Odisha needs calibrated approach to MVA 2019 as road fatalities up by 51% in 2014-18
Accident deaths have increased by 13 percent in the first five months of Jan-May 2019. Fact of over 51 per cent of fatalities occurred in uncontrolled areas last year shows why stricter regulation is necessary
Bhubaneswar: Even as wilting under pressure CM Naveen Patnaik proposed a sort of moratorium on implementing the new Motor Vehicles Act (MVA) 2019 for a span of 90-days, the CM needs to heed to what a well-known India-American neuroscientist VS Ramachandran had once said, “The minute you succumb to outside pressure, you cease to be creative.”
To draw their pound of flesh, vested groups, including Motor Vehicles Owners Association and some political parties, have started demanding for a complete roll back.
The need of the hour was a calibrated approach to entire gamut of MVA 2019, rather than roll back or moratorium. Because, the fatalities on roads in Odisha had grown by a massive 51 per cent between 2014 – 2018. A total of 3,506 fatalities were recorded in 2014 in Odisha, which jumped to 5,315 in 2018.
The black spot for the State is, accident deaths have increased by 13 percent in the first five months of Jan-May 2019 with a total toll of 2,532 vis-a-vis 2,238 in 2018.

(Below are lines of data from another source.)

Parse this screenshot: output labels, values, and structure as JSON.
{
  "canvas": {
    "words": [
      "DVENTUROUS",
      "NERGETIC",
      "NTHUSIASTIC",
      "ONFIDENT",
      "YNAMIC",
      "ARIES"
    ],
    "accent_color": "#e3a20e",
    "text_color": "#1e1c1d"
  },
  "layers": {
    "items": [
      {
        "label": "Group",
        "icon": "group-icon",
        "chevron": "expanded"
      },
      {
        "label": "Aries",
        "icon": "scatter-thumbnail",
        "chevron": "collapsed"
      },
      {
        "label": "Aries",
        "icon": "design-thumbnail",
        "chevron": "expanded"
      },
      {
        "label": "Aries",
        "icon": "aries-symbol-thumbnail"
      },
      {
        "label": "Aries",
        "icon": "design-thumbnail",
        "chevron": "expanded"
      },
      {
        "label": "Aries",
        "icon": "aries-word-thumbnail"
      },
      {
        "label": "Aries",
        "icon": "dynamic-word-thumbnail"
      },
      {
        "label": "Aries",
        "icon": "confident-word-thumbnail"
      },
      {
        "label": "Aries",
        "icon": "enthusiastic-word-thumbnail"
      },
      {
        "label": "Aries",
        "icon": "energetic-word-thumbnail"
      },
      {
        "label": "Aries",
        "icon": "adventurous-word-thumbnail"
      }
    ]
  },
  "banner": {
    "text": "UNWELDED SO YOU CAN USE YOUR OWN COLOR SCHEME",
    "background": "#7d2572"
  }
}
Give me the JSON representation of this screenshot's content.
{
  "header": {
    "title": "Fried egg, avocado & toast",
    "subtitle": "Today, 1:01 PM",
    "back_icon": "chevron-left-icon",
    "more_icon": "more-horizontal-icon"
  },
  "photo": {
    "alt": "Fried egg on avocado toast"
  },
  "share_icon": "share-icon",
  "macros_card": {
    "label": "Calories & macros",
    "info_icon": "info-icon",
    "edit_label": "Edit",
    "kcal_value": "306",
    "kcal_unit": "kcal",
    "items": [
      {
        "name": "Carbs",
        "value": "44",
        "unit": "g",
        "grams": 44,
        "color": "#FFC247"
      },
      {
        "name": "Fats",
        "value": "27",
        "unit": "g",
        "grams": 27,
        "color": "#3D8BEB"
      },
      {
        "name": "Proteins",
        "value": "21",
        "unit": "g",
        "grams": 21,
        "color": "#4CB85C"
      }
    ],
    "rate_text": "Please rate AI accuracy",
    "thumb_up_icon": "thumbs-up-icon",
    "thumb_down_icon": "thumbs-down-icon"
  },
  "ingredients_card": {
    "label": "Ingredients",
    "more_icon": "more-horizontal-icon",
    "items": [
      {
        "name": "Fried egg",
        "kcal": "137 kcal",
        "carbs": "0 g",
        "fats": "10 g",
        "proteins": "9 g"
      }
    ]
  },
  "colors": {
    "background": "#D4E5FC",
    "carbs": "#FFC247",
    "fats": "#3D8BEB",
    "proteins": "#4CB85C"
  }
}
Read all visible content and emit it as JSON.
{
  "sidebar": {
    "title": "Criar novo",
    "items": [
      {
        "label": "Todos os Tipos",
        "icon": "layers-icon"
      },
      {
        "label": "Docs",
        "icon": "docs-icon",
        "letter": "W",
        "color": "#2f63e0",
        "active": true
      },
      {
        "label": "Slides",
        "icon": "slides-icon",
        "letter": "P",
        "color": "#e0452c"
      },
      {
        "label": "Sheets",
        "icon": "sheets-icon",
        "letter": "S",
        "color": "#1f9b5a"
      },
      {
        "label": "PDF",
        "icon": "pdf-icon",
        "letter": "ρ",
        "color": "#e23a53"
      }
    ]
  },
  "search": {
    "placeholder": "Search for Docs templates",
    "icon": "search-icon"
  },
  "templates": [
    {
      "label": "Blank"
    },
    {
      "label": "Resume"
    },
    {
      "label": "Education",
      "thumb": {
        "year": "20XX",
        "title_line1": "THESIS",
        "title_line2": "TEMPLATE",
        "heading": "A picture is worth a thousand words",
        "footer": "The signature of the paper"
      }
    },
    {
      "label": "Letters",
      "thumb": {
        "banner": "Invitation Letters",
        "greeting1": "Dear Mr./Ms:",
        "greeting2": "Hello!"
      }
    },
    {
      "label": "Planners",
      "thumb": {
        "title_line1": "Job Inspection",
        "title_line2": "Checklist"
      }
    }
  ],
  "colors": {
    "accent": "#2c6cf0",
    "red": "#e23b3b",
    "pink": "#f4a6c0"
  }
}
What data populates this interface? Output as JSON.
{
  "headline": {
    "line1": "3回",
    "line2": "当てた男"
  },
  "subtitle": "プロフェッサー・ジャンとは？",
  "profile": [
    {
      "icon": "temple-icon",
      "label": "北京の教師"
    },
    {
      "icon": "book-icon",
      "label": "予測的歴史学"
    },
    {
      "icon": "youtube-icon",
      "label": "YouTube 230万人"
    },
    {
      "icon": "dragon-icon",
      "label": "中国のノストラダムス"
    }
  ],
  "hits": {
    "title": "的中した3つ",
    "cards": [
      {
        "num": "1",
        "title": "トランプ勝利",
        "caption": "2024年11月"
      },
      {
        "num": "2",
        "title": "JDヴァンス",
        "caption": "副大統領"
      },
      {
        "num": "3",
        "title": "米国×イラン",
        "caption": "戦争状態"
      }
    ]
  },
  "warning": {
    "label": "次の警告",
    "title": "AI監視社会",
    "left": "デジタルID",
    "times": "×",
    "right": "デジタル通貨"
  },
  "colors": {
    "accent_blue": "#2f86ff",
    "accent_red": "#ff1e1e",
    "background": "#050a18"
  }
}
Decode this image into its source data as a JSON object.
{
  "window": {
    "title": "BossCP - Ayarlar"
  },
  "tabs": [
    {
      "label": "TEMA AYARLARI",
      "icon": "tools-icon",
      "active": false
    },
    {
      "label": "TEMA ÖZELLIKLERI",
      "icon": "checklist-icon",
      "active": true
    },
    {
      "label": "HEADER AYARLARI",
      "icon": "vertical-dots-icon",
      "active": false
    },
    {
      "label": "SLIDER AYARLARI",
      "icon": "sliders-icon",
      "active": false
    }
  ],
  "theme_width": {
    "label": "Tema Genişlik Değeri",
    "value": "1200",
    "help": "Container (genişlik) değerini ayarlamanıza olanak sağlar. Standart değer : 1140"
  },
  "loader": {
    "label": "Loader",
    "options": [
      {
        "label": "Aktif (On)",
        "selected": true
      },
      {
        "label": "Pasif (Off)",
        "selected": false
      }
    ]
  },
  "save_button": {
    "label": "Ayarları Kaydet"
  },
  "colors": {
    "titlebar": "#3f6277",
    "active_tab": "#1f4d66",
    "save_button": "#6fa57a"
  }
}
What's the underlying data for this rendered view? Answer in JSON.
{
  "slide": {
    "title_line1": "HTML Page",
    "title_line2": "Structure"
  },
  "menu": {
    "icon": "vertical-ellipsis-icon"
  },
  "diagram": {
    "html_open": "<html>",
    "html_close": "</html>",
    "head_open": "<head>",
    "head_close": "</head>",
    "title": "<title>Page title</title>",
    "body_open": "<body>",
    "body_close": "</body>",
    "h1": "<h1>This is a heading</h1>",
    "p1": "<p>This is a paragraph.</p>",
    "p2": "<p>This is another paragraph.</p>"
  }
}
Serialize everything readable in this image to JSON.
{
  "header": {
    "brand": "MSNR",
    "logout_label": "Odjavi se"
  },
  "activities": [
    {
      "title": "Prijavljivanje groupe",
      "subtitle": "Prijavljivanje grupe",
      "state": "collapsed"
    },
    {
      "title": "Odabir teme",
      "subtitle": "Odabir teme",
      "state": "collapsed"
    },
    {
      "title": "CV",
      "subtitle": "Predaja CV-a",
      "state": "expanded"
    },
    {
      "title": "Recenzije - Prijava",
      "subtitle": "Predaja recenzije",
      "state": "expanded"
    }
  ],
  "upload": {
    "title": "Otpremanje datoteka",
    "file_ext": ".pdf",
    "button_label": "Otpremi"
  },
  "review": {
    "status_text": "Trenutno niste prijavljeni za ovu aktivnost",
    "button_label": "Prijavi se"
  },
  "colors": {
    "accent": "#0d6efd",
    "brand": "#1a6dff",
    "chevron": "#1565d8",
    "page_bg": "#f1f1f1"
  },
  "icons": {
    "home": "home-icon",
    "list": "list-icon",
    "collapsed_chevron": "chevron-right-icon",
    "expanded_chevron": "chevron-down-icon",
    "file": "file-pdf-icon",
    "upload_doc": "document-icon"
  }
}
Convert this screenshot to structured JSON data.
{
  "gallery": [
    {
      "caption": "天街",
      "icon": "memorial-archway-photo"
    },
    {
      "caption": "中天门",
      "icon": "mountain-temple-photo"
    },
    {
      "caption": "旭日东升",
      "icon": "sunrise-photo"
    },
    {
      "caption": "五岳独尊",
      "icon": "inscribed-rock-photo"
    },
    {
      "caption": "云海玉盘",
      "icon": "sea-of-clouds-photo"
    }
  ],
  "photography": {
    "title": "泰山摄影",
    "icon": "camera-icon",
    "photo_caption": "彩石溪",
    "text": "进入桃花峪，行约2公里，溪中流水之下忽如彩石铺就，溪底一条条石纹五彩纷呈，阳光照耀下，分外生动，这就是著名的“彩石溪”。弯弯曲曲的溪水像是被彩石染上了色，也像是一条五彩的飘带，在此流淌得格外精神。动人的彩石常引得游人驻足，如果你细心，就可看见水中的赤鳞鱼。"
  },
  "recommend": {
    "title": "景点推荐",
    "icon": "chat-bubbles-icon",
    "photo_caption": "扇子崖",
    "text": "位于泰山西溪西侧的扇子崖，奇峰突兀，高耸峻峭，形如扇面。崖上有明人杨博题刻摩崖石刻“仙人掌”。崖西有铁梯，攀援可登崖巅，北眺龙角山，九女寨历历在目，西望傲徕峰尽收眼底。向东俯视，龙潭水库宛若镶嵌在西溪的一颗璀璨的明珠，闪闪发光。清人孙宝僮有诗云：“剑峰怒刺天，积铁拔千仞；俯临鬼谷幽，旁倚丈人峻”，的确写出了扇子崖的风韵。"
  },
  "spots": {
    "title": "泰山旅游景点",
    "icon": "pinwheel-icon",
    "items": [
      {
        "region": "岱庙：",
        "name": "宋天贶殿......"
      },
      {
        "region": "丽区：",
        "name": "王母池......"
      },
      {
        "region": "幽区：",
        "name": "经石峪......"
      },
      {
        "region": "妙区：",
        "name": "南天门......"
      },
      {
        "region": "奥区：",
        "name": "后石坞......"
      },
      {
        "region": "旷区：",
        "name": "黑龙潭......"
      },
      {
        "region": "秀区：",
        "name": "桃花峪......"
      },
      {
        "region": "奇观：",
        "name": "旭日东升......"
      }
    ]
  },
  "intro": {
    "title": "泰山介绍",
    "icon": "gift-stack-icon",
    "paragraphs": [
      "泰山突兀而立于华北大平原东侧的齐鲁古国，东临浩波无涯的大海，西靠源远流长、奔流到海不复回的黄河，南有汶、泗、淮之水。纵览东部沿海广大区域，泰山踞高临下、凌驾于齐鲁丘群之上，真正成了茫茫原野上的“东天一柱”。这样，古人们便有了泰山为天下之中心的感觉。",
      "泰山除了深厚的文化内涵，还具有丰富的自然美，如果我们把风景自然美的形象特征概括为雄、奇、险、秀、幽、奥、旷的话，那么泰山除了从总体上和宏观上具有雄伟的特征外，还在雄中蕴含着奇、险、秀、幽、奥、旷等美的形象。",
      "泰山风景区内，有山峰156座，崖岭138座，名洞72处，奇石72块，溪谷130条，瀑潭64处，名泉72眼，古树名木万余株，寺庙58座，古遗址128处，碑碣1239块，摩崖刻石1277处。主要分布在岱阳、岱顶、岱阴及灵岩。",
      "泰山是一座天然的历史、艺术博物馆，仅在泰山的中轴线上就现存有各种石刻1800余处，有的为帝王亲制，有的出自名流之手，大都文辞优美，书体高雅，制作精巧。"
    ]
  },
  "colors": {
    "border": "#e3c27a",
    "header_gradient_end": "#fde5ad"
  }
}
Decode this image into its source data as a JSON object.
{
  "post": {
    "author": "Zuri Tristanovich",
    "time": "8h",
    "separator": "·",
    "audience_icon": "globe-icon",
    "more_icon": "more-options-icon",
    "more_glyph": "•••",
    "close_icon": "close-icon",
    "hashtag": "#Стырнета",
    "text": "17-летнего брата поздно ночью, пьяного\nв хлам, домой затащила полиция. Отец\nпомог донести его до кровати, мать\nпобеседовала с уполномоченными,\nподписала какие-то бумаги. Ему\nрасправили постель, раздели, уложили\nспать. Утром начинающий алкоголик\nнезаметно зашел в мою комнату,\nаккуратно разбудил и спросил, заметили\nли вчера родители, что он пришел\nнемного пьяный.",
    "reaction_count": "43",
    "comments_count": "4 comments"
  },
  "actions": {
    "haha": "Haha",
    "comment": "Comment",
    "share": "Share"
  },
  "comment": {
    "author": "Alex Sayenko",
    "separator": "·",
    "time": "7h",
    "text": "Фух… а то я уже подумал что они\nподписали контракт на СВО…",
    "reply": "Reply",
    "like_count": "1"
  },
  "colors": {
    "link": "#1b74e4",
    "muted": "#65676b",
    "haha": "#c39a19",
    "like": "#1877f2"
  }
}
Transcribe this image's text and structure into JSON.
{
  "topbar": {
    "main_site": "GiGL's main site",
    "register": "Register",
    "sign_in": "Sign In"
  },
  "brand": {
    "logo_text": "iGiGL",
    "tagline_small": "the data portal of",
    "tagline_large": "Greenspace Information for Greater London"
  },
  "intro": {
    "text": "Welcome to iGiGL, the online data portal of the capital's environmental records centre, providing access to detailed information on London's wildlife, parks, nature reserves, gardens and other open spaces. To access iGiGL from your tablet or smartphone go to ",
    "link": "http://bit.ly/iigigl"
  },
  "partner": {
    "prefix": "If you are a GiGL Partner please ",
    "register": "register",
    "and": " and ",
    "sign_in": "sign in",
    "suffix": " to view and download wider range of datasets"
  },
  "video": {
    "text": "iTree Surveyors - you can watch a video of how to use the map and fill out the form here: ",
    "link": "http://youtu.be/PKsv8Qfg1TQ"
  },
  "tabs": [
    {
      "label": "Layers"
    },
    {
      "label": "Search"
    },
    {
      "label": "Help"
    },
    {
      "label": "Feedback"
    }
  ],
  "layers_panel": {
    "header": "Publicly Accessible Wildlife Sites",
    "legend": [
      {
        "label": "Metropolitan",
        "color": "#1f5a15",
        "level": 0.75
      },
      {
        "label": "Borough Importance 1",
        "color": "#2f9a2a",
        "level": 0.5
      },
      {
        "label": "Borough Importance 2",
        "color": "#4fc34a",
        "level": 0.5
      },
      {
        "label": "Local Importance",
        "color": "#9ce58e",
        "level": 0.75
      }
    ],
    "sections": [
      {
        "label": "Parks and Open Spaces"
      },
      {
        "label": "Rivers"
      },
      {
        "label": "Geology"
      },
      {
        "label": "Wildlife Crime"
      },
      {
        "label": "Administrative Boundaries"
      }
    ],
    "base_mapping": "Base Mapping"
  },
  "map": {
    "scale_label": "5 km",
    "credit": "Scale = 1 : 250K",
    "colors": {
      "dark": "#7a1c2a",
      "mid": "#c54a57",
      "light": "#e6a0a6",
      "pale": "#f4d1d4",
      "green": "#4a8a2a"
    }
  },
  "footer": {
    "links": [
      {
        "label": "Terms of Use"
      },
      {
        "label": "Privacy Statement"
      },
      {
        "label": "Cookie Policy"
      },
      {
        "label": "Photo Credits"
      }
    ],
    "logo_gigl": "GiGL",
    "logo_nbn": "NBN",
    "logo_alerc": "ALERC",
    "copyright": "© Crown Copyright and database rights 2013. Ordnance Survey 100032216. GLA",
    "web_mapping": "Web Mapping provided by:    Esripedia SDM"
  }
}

And the detailed data available with the State Transport Department looks more devilish.
While deaths due to accidents involving trucks/HCVs (heavy commercial vehicles) corner around 32.3 per cent of total fatalities on roads, two-wheelers account for another 32.4 per cent. And the toll in autorickshaw-related accidents account for another 4 per cent.
The State Transport Department data shared with the Apex court’s Committee on Road Safety reveals that more than half of the vehicles involved in the fatal accidents were around 10-15-years old. And the drivers on learner’s licence were responsible for majority of fatal accidents in the State.
High speed or competitive speed to overtake took around 81 per cent of the fatality burden. Besides, data showed how better traffic management involving regulation of speed of vehicles could have worked wonders for the State when over 51 per cent of fatalities occurred in uncontrolled areas last year.
Moreover, the analysis revealed that nearly 6,548 accidents happened either during overtaking, overturning or traffic negotiations.
Also, a whopping 68 per cent accident could have been minimised had there been a regulation on the speed of the vehicles, finds the analysis.
More startling facts: Odisha is 3rd nationally in recording accidents where mobile phones proved to be the killer cause. Added to this, single lanes in Odisha shared the most burdens as they recorded a big 54 per cent of fatality on roads over the years.